Nothing warms the cockles on a crisp winter’s morning quite like a swig of a homemade brew. Here’s a simple recipe for sloe gin, and a couple of other winter-warming concoctions, perfect for topping up your hip flask.
Ideally, these recipes should be made a year in advance but three months in advance will suffice if you’re running behind schedule.
You will need:
• A large kilner jar with a good, tight-fitting lid (sterilized and cooled preferably)
• A jelly bag
• A funnel
• Clearly labelled decorative bottles (for final decanting)
• 450g (1lb) of fruit (sloes/blackberries/ gooseberries/ raspberries/damsons or even cherries/plums or peaches)
• 225g (8oz) caster sugar
• 1 litre (1 ¾ pints) of good quality alcohol (vodka/gin/brandy/whiskey)
• A small dash of almond essence
1. Pick and wash the fruit, making sure you get rid of any little lurking beasties.

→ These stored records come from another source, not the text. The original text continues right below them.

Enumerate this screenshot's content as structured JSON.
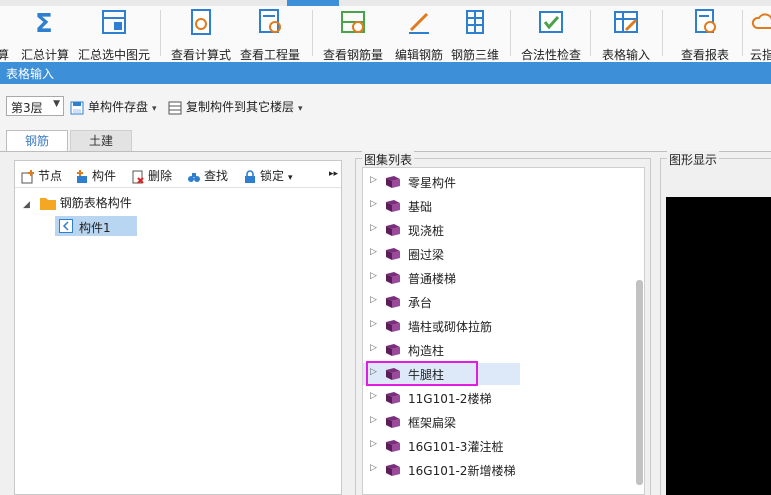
{
  "ribbon": {
    "items": [
      {
        "label": "算"
      },
      {
        "label": "汇总计算"
      },
      {
        "label": "汇总选中图元"
      },
      {
        "label": "查看计算式"
      },
      {
        "label": "查看工程量"
      },
      {
        "label": "查看钢筋量"
      },
      {
        "label": "编辑钢筋"
      },
      {
        "label": "钢筋三维"
      },
      {
        "label": "合法性检查"
      },
      {
        "label": "表格输入"
      },
      {
        "label": "查看报表"
      },
      {
        "label": "云指"
      }
    ]
  },
  "window": {
    "title": "表格输入"
  },
  "toolbar": {
    "floor": "第3层",
    "save_single": "单构件存盘",
    "copy_to_floor": "复制构件到其它楼层"
  },
  "tabs": [
    {
      "label": "钢筋"
    },
    {
      "label": "土建"
    }
  ],
  "left_panel": {
    "buttons": {
      "node": "节点",
      "component": "构件",
      "delete": "删除",
      "find": "查找",
      "lock": "锁定"
    },
    "tree": {
      "root": "钢筋表格构件",
      "child": "构件1"
    }
  },
  "atlas": {
    "legend": "图集列表",
    "items": [
      {
        "label": "零星构件"
      },
      {
        "label": "基础"
      },
      {
        "label": "现浇桩"
      },
      {
        "label": "圈过梁"
      },
      {
        "label": "普通楼梯"
      },
      {
        "label": "承台"
      },
      {
        "label": "墙柱或砌体拉筋"
      },
      {
        "label": "构造柱"
      },
      {
        "label": "牛腿柱"
      },
      {
        "label": "11G101-2楼梯"
      },
      {
        "label": "框架扁梁"
      },
      {
        "label": "16G101-3灌注桩"
      },
      {
        "label": "16G101-2新增楼梯"
      }
    ],
    "selected_label": "牛腿柱"
  },
  "display": {
    "legend": "图形显示"
  },
  "colors": {
    "accent": "#3d8fd8",
    "highlight": "#e01de0",
    "book": "#7a2f7a"
  }
}
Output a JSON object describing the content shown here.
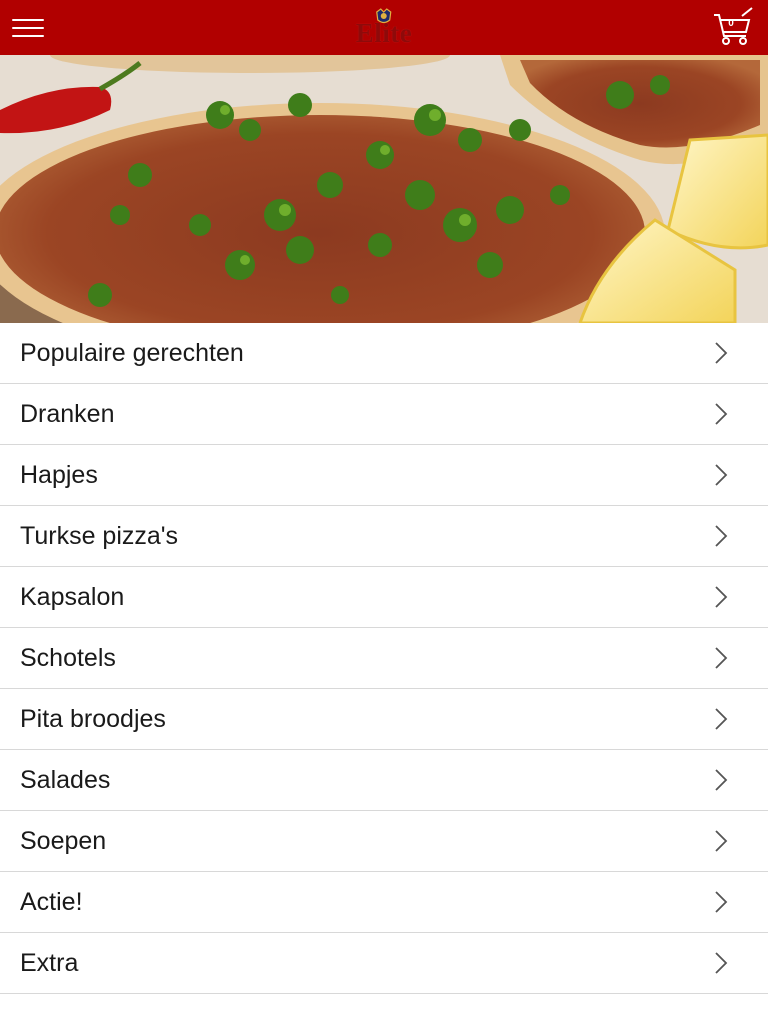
{
  "header": {
    "logo_text": "Elite",
    "menu_icon": "hamburger-menu-icon",
    "cart_icon": "shopping-cart-icon",
    "cart_count": "0",
    "background_color": "#b10000"
  },
  "hero": {
    "image": "lahmacun-turkish-pizza-photo"
  },
  "menu": {
    "items": [
      {
        "label": "Populaire gerechten"
      },
      {
        "label": "Dranken"
      },
      {
        "label": "Hapjes"
      },
      {
        "label": "Turkse pizza's"
      },
      {
        "label": "Kapsalon"
      },
      {
        "label": "Schotels"
      },
      {
        "label": "Pita broodjes"
      },
      {
        "label": "Salades"
      },
      {
        "label": "Soepen"
      },
      {
        "label": "Actie!"
      },
      {
        "label": "Extra"
      }
    ],
    "chevron_icon": "chevron-right-icon"
  }
}
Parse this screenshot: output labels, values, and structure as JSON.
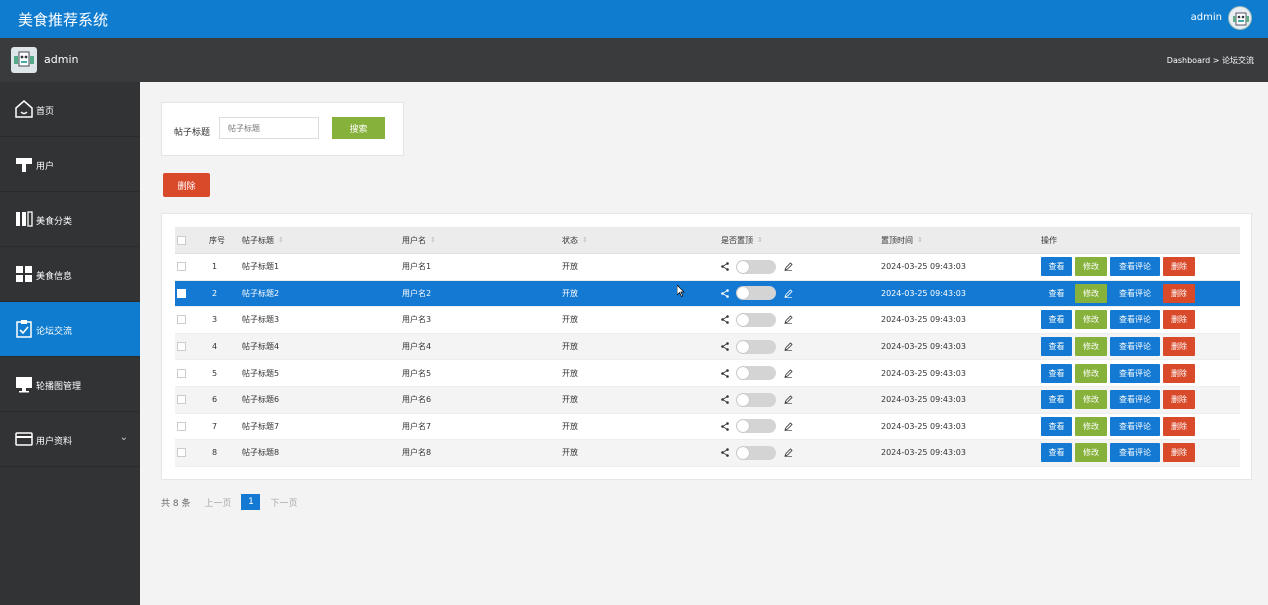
{
  "app": {
    "title": "美食推荐系统"
  },
  "topbar": {
    "username": "admin"
  },
  "subbar": {
    "username": "admin",
    "breadcrumb": "Dashboard > 论坛交流"
  },
  "sidebar": {
    "items": [
      {
        "label": "首页",
        "icon": "home-icon"
      },
      {
        "label": "用户",
        "icon": "user-icon"
      },
      {
        "label": "美食分类",
        "icon": "category-icon"
      },
      {
        "label": "美食信息",
        "icon": "grid-icon"
      },
      {
        "label": "论坛交流",
        "icon": "clipboard-icon",
        "active": true
      },
      {
        "label": "轮播图管理",
        "icon": "monitor-icon"
      },
      {
        "label": "用户资料",
        "icon": "card-icon",
        "chevron": "⌄"
      }
    ]
  },
  "search": {
    "label": "帖子标题",
    "placeholder": "帖子标题",
    "button": "搜索"
  },
  "actions": {
    "delete": "删除"
  },
  "table": {
    "headers": {
      "index": "序号",
      "title": "帖子标题",
      "username": "用户名",
      "status": "状态",
      "pinned": "是否置顶",
      "pin_time": "置顶时间",
      "ops": "操作"
    },
    "row_buttons": {
      "view": "查看",
      "edit": "修改",
      "comments": "查看评论",
      "delete": "删除"
    },
    "rows": [
      {
        "index": "1",
        "title": "帖子标题1",
        "username": "用户名1",
        "status": "开放",
        "pinned": false,
        "pin_time": "2024-03-25 09:43:03"
      },
      {
        "index": "2",
        "title": "帖子标题2",
        "username": "用户名2",
        "status": "开放",
        "pinned": false,
        "pin_time": "2024-03-25 09:43:03",
        "selected": true
      },
      {
        "index": "3",
        "title": "帖子标题3",
        "username": "用户名3",
        "status": "开放",
        "pinned": false,
        "pin_time": "2024-03-25 09:43:03"
      },
      {
        "index": "4",
        "title": "帖子标题4",
        "username": "用户名4",
        "status": "开放",
        "pinned": false,
        "pin_time": "2024-03-25 09:43:03"
      },
      {
        "index": "5",
        "title": "帖子标题5",
        "username": "用户名5",
        "status": "开放",
        "pinned": false,
        "pin_time": "2024-03-25 09:43:03"
      },
      {
        "index": "6",
        "title": "帖子标题6",
        "username": "用户名6",
        "status": "开放",
        "pinned": false,
        "pin_time": "2024-03-25 09:43:03"
      },
      {
        "index": "7",
        "title": "帖子标题7",
        "username": "用户名7",
        "status": "开放",
        "pinned": false,
        "pin_time": "2024-03-25 09:43:03"
      },
      {
        "index": "8",
        "title": "帖子标题8",
        "username": "用户名8",
        "status": "开放",
        "pinned": false,
        "pin_time": "2024-03-25 09:43:03"
      }
    ]
  },
  "pagination": {
    "total": "共 8 条",
    "prev": "上一页",
    "current": "1",
    "next": "下一页"
  },
  "colors": {
    "primary": "#0f7ccf",
    "success": "#86b13a",
    "danger": "#d94a2b",
    "sidebar": "#323335"
  }
}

2. Stick the washed fruit in the freezer overnight. This will simulate the first frost and split the skin on your berries, allowing them to release their natural sweetness.
3. Pop the fruit in your kilner jar, and pour in the fruit and sugar.
4. Add a couple of drops of almond essence.
5. Close the lid tightly and shake the container to mix the fruit, sugar and alcohol together. Store in a cool dark place.
6. Turn the jar each day, until all the sugar has dissolved.
7. Leave to mature for a minimum of three months.
8. Taste for sweetness, and add more sugar if desired.
9. Continue to turn each day until all of the ‘new’ sugar has dissolved.
10. Carefully strain through the jelly bag and decant into pretty bottles, not forgetting to label clearly.
11. It is now ready to drink, but it best left to mature further.
For sloe gin
Follow the method above, but use sloes for the fruit, and gin for the alcohol.
For blackberry brandy
Follow the method above, but substitute blackberries for sloes and brandy for gin.
For raspberry vodka
This vodka recipe calls for more sugar, and more fruit, than the previous two recipes.
Use 350g (12 oz) of sugar and 600g (1 lb 5 oz) with a litre of vodka to create the drink, and follow the same steps as above.
These homemade tipples need not be solely reserved for winter rides, walks or Christmas gifts for family and friends.
Serve on a crisp winter’s day as a lunchtime aperitif or pour 25ml into the base of a champagne flute and top up with your favourite fizz for a punchy champagne cocktail.
Another tip is to keep the fruit after you’ve drained it – after being soaked in alcohol and sugar, it will be deliciously sweet and can be covered in chocolate and eaten with ice-cream, or simply served on its own for pudding.